With spring just around the corner, that means road construction will begin shortly.
But crews are already starting to attack the annual pothole problem on streets around town.
Gary Brode reports on the effort to find and repair the gashes in the streets that can ruin a driver's day.
Driving around town has been a bit bumpy as of late.
Chances are it's not your car's suspension but the crater sized potholes the car is driving over.
After any winter - potholes are expected - but this year is a little different...
(Jason Sorenson, Assistant Director, Public Works) "I would say this year is probably, abnormally high."
The theory behind the growing amount of potholes is the sporadic weather a few months back...
(Jason Sorenson, Assistant Director, Public Works) "We actually had some melting weather in December and January, so you have water on the streets in December, it gets underneath asphalt and it freezes again and it starts popping up some of these chunks of asphalt. That's what we think is going on."
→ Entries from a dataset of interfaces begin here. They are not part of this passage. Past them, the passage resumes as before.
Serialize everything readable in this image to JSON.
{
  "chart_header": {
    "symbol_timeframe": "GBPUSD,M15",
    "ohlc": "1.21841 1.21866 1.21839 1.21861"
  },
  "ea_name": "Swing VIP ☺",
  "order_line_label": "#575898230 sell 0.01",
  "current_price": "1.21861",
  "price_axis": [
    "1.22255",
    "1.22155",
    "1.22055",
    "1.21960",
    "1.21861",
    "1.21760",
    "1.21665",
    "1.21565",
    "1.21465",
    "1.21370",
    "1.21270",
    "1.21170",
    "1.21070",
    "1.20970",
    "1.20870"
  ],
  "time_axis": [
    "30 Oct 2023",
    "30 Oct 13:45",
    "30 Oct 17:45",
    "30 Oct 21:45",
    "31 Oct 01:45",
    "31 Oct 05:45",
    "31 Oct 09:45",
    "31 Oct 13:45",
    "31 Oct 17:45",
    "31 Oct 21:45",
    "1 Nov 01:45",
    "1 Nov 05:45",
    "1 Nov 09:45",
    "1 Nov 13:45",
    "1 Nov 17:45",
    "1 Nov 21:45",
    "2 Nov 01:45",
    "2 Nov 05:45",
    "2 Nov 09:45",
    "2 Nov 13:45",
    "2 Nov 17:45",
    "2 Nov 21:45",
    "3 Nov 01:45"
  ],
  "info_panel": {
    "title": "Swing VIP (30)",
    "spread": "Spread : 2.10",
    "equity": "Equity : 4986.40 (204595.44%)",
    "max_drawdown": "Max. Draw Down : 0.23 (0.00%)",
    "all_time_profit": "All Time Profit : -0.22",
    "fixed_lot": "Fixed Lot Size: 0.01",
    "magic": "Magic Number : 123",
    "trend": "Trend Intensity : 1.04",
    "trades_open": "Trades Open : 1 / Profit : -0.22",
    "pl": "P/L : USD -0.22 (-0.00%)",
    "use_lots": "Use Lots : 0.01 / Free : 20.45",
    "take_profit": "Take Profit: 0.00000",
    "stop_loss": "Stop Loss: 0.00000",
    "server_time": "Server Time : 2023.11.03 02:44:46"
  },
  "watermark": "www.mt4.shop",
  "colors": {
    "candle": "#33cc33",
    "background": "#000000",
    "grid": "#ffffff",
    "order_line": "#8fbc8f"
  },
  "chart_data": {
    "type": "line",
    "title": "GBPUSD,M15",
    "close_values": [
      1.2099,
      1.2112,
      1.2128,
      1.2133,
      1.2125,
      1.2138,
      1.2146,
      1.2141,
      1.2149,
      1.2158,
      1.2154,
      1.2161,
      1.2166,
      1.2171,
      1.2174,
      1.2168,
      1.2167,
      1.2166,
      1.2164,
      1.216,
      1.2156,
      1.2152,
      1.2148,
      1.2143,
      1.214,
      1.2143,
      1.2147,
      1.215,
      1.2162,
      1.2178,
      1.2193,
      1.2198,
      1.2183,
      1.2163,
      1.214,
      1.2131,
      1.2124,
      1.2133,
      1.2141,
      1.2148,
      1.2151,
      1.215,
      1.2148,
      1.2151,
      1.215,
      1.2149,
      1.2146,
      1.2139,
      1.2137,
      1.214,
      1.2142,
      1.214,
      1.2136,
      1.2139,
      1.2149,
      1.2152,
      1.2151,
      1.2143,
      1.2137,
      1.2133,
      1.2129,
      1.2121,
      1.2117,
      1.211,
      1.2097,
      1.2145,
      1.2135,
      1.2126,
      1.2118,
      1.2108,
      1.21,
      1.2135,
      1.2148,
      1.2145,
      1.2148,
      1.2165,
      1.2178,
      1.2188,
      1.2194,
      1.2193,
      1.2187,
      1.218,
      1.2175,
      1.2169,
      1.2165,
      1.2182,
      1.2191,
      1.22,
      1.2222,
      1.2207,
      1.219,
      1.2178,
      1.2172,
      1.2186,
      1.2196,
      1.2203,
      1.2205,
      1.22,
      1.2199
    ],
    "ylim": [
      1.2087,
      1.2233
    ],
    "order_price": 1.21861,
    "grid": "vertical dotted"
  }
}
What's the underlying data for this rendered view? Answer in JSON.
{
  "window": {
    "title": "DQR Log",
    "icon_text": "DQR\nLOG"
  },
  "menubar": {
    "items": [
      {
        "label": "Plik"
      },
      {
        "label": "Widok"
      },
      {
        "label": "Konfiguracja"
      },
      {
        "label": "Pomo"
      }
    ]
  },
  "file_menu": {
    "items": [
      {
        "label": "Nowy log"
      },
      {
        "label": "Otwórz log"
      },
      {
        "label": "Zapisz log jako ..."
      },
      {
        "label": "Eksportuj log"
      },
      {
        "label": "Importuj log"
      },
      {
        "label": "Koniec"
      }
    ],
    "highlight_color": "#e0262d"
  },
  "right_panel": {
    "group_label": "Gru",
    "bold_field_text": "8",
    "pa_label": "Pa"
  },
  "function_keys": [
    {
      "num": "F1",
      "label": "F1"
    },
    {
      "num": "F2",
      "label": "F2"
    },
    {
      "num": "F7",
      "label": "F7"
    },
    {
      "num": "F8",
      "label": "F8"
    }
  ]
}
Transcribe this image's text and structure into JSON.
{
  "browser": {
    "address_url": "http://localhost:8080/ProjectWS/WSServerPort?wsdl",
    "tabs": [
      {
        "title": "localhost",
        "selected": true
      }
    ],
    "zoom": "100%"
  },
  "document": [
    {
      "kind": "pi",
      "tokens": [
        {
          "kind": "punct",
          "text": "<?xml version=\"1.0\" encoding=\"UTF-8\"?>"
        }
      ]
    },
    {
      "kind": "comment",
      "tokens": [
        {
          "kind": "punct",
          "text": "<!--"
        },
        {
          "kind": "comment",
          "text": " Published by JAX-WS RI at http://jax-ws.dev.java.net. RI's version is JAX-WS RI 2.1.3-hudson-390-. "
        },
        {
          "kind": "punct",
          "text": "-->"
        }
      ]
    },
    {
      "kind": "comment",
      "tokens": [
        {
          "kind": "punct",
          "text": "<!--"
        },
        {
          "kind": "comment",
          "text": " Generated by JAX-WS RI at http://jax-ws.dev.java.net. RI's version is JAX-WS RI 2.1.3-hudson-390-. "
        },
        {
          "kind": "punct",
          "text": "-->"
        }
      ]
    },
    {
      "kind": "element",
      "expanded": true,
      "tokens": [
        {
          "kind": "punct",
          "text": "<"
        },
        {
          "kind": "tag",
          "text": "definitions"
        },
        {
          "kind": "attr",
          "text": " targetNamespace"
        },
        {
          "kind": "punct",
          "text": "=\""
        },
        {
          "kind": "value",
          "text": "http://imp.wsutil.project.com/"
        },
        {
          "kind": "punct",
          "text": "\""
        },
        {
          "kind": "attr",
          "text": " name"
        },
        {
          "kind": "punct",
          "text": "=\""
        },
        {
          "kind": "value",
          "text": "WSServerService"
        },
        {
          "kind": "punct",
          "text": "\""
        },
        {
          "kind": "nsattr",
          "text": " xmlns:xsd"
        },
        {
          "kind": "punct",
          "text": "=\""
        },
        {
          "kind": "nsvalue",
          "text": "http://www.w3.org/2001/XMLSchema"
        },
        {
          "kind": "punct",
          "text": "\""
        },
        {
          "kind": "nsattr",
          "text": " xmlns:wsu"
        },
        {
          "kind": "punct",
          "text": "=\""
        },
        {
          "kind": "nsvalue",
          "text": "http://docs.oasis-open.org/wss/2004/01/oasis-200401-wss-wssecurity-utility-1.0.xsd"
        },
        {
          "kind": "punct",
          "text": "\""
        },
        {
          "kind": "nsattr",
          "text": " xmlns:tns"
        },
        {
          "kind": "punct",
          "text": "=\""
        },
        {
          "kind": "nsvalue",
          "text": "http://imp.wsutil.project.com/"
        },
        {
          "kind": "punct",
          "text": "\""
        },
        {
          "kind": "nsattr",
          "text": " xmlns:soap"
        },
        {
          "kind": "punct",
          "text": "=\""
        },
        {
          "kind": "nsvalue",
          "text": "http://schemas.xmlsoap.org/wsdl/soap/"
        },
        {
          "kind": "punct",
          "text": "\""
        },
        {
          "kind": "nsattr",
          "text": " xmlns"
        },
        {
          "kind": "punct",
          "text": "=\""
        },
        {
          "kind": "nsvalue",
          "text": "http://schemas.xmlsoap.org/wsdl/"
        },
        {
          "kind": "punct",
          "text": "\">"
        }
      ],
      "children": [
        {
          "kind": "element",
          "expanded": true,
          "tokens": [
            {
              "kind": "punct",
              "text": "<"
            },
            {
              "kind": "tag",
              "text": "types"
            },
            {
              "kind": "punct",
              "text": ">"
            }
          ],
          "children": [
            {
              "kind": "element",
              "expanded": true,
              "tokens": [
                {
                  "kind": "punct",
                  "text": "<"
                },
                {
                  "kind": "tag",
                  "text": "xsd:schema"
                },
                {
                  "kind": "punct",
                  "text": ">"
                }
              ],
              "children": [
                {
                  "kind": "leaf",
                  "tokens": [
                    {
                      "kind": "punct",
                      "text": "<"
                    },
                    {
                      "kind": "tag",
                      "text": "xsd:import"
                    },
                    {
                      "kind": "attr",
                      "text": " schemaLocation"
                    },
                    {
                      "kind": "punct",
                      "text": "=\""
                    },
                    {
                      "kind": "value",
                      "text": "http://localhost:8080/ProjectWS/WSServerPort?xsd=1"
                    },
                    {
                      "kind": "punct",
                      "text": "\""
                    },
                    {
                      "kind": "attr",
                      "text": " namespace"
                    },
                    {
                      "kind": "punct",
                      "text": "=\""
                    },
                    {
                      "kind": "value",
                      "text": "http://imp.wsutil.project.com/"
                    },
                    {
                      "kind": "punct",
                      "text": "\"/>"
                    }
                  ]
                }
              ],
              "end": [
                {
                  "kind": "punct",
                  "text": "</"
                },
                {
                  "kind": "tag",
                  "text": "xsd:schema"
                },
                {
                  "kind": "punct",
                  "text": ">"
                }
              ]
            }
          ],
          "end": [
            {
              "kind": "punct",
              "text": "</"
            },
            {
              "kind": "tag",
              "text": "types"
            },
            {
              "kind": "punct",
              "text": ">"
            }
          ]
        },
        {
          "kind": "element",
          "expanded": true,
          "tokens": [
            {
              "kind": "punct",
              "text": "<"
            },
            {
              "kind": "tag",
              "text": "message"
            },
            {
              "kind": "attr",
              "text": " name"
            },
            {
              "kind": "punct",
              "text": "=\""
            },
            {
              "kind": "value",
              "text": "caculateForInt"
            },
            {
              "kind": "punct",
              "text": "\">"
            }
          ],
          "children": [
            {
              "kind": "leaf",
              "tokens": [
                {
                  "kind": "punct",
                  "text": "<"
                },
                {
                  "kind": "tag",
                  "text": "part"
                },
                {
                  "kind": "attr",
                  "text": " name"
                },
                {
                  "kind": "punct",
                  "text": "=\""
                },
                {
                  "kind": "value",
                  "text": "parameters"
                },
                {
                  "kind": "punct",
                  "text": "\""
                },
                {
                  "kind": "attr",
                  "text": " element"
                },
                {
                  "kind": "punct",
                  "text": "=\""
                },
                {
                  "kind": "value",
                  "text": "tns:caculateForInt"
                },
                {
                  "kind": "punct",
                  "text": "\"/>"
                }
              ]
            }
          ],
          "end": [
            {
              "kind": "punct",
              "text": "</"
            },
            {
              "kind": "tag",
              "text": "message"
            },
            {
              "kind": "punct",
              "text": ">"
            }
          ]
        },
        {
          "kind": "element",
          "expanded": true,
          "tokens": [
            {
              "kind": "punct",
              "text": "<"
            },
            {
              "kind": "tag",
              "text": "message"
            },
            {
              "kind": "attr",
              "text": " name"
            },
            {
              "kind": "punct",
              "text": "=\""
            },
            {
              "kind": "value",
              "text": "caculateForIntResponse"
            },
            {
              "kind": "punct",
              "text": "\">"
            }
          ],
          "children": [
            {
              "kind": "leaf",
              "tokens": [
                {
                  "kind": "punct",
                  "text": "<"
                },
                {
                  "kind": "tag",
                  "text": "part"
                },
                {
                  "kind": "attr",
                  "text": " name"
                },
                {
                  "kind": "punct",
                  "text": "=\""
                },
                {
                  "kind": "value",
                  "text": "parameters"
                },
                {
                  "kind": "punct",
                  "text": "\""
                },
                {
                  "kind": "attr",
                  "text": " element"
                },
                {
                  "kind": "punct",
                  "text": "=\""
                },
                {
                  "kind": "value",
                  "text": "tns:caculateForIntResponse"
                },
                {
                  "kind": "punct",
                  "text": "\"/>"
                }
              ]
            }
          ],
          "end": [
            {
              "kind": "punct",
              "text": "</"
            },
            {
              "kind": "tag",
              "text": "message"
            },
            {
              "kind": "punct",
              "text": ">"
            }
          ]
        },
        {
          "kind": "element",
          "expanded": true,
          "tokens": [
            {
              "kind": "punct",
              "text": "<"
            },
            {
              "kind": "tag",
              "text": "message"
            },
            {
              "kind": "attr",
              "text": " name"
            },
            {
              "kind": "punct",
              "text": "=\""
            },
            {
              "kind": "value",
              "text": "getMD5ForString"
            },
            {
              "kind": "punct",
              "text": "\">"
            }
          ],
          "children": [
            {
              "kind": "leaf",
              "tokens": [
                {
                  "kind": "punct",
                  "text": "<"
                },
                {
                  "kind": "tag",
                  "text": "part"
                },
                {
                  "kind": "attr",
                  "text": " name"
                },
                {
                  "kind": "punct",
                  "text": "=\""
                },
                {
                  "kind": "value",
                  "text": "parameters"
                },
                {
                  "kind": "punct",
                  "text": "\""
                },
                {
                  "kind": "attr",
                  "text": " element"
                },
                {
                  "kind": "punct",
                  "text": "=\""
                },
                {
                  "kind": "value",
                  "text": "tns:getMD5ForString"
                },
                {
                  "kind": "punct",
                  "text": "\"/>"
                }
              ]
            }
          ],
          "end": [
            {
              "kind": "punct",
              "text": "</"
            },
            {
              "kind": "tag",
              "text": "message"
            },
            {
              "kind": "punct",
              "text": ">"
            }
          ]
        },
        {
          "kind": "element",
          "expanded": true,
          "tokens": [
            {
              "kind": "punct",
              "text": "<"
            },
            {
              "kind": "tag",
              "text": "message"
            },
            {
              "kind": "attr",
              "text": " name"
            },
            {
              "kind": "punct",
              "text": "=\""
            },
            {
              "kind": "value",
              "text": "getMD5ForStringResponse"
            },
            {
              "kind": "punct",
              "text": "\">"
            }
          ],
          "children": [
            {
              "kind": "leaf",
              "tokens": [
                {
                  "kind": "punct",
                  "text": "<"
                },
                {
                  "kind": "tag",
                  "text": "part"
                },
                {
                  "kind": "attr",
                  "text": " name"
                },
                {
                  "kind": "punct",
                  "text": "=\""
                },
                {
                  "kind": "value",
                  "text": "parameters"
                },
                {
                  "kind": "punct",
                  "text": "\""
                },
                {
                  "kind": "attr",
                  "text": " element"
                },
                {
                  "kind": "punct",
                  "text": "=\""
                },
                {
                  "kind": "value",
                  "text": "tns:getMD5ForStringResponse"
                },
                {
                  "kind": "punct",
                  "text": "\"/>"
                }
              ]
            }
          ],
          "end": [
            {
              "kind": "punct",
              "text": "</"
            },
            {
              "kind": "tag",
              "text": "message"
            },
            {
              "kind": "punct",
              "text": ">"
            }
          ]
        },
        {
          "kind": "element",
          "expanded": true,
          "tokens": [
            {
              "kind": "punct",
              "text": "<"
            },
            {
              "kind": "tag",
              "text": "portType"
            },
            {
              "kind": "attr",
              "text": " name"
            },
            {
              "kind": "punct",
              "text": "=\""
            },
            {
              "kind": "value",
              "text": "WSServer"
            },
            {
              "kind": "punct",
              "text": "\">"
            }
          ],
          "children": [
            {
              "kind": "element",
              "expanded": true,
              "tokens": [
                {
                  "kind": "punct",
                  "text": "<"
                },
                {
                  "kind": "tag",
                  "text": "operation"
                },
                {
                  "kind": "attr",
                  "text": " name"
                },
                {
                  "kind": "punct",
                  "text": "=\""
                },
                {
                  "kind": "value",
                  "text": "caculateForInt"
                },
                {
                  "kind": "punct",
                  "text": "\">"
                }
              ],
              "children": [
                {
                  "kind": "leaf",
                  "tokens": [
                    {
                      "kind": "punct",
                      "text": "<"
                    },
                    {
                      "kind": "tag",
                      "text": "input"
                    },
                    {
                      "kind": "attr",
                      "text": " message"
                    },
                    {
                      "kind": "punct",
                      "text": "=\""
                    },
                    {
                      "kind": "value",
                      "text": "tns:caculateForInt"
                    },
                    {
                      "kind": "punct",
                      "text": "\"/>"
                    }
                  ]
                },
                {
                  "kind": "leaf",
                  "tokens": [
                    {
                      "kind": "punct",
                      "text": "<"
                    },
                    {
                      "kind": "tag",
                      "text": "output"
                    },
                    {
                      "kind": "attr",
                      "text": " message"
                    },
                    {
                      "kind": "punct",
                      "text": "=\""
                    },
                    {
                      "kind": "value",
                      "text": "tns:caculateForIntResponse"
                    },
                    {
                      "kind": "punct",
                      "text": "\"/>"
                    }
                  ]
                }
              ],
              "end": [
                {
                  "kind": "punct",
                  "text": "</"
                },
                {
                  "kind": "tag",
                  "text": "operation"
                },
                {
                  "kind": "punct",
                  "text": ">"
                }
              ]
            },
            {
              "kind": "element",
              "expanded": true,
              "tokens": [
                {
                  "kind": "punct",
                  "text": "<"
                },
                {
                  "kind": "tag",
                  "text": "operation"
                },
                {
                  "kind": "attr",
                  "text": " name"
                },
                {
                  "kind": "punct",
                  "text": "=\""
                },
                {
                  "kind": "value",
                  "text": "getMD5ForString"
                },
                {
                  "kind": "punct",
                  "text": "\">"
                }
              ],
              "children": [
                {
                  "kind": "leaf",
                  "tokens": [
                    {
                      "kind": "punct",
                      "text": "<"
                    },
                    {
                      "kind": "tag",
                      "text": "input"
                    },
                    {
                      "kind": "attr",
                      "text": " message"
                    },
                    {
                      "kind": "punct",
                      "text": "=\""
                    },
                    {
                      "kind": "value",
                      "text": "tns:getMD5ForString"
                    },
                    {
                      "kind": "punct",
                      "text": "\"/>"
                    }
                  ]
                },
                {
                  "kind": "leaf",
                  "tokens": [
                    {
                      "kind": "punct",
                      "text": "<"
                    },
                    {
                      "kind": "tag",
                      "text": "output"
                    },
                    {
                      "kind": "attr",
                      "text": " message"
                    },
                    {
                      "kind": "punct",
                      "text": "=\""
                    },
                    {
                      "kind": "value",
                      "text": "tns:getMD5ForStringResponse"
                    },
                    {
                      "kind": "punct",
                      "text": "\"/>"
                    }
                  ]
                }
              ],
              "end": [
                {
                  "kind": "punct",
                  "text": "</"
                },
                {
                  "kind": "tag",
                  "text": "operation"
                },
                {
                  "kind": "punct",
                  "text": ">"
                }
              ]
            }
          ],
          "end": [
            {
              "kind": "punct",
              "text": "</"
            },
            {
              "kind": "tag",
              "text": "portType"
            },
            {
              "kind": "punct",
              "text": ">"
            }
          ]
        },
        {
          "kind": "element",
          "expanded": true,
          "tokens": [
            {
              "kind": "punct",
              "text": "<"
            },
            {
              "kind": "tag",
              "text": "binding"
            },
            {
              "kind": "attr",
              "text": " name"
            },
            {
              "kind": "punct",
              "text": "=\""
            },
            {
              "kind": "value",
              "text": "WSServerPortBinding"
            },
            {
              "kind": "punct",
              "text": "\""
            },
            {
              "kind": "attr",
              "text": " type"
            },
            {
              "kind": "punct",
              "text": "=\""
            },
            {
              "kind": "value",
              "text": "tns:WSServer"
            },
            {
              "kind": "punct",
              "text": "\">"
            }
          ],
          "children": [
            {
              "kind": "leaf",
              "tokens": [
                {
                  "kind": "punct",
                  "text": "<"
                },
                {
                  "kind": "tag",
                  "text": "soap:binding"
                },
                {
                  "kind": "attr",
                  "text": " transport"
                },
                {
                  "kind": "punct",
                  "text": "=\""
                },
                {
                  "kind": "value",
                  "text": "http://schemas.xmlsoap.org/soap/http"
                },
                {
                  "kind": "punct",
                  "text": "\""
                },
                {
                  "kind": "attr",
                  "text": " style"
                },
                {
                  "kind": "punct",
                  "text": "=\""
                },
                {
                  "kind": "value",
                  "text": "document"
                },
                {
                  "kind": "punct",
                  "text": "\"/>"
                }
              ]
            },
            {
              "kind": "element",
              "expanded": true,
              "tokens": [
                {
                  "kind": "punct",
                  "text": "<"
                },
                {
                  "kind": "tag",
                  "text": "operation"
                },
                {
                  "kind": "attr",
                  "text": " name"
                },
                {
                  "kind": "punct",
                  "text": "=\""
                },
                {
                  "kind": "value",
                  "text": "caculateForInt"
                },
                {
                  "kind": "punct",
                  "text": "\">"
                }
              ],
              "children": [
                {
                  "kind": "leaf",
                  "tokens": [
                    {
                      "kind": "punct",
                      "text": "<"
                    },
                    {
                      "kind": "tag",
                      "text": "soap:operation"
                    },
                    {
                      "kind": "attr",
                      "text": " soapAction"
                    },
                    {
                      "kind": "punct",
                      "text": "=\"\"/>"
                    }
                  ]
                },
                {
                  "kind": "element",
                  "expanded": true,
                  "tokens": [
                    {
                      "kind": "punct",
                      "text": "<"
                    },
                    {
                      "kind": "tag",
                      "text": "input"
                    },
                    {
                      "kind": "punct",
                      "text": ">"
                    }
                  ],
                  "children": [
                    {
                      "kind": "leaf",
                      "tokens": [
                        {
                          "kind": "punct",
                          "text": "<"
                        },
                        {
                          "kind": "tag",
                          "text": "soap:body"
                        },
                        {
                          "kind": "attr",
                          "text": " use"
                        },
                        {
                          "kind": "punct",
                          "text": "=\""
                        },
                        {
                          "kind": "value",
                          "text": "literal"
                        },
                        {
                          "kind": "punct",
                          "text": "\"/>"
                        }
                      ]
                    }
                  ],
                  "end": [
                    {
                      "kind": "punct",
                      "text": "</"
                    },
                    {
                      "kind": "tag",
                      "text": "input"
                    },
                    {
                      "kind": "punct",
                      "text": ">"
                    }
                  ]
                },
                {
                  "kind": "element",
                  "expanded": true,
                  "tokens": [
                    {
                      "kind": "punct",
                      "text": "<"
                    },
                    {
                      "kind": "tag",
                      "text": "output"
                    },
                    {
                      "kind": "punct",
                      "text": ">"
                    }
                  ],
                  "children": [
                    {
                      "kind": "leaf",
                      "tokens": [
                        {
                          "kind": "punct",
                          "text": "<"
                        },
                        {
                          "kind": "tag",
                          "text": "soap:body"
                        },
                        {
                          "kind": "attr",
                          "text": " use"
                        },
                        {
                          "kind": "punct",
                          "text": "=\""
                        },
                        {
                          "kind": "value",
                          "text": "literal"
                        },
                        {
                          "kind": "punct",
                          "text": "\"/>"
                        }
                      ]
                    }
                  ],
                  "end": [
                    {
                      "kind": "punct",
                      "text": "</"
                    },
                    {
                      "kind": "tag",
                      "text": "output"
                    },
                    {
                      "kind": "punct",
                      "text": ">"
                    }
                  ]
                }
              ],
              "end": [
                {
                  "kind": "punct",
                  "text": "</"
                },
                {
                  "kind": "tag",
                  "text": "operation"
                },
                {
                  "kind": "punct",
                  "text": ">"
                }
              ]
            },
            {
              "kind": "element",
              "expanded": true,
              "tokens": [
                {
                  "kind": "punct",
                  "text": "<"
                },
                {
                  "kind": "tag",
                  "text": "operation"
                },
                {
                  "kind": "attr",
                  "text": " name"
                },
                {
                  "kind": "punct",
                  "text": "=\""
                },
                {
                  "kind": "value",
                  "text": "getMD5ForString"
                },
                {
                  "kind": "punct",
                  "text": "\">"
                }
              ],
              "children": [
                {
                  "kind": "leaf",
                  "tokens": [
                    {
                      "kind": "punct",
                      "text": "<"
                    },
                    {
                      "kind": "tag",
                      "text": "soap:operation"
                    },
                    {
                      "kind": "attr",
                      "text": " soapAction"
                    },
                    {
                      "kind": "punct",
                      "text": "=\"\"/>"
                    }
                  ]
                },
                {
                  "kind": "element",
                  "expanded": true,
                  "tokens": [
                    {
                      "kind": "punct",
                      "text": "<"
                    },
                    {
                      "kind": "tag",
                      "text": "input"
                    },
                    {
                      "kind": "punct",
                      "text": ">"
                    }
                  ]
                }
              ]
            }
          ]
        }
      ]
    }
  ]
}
Complaints about the potholes are not on falling deaf ears.
This week a public service announcement declared the city will not be responsible for damage done to vehicles because of poor road conditions.
(Jason Sorenson, Assistant Director, Public Works) "I think a lot of people are frustrated because I think there is a perception that we are not doing anything about them and the problem is we can't fix something with something we don't have.
What the city does not have is asphalt.
Plants that produce it will not open until the weather warms up.
Until then, road crews are filling holes with a substitute material for asphalt.
The product is - at best- a stall until Spring.
(Jason Sorenson, Assistant Director, Public Works) "We've gone and puts tons of it in and by that afternoon it's all pounded out already.
Funding from a street maintenance project from a few years ago will be carried onto this year.
Between that carry over money plus funding budgeted for this year... that equals a lot of money to fix the roads.
(Jason Sorenson, Assistant Director, Public Works) "When spring finally does come, you're going to see a lot of road work in Minot."
Repairs can not begin until temperatures stay above freezing at night.
Sorenson says construction will cause some road closing and detours but most projects will be complete within a day or two.
If Spring means road repairs, that gives us one more reason to look forward to spring.
In Minot, Gary Brode, KX News.